**Task brief:** Each of the entries below needs to be given again exactly.
*** Given records ***
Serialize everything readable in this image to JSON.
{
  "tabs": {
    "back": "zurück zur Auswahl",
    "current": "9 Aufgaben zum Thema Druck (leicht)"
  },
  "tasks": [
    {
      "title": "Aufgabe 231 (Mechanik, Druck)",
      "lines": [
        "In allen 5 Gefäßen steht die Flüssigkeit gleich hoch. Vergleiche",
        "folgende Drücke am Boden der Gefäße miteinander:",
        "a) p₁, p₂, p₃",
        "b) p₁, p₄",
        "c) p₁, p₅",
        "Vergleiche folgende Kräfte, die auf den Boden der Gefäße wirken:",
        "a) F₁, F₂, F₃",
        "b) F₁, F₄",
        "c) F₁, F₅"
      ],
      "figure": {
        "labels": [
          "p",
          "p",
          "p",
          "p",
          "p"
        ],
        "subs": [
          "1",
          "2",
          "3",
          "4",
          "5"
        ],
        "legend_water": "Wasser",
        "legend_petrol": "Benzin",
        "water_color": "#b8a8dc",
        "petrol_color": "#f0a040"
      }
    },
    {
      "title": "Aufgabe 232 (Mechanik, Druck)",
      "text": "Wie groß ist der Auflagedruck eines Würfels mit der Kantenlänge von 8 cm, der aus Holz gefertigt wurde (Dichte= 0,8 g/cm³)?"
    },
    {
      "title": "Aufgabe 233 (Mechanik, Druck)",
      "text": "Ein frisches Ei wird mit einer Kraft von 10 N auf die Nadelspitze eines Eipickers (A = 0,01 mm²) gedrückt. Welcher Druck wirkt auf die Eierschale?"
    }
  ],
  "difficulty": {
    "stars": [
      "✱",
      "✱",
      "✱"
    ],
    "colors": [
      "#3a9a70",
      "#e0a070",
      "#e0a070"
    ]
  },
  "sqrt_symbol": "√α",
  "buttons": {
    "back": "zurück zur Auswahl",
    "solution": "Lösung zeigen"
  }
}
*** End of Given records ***
**Output below:**
Serialize everything readable in this image to JSON.
{
  "tabs": {
    "back": "zurück zur Auswahl",
    "current": "9 Aufgaben zum Thema Druck (leicht)"
  },
  "tasks": [
    {
      "title": "Aufgabe 231 (Mechanik, Druck)",
      "lines": [
        "In allen 5 Gefäßen steht die Flüssigkeit gleich hoch. Vergleiche",
        "folgende Drücke am Boden der Gefäße miteinander:",
        "a) p₁, p₂, p₃",
        "b) p₁, p₄",
        "c) p₁, p₅",
        "Vergleiche folgende Kräfte, die auf den Boden der Gefäße wirken:",
        "a) F₁, F₂, F₃",
        "b) F₁, F₄",
        "c) F₁, F₅"
      ],
      "figure": {
        "labels": [
          "p",
          "p",
          "p",
          "p",
          "p"
        ],
        "subs": [
          "1",
          "2",
          "3",
          "4",
          "5"
        ],
        "legend_water": "Wasser",
        "legend_petrol": "Benzin",
        "water_color": "#b8a8dc",
        "petrol_color": "#f0a040"
      }
    },
    {
      "title": "Aufgabe 232 (Mechanik, Druck)",
      "text": "Wie groß ist der Auflagedruck eines Würfels mit der Kantenlänge von 8 cm, der aus Holz gefertigt wurde (Dichte= 0,8 g/cm³)?"
    },
    {
      "title": "Aufgabe 233 (Mechanik, Druck)",
      "text": "Ein frisches Ei wird mit einer Kraft von 10 N auf die Nadelspitze eines Eipickers (A = 0,01 mm²) gedrückt. Welcher Druck wirkt auf die Eierschale?"
    }
  ],
  "difficulty": {
    "stars": [
      "✱",
      "✱",
      "✱"
    ],
    "colors": [
      "#3a9a70",
      "#e0a070",
      "#e0a070"
    ]
  },
  "sqrt_symbol": "√α",
  "buttons": {
    "back": "zurück zur Auswahl",
    "solution": "Lösung zeigen"
  }
}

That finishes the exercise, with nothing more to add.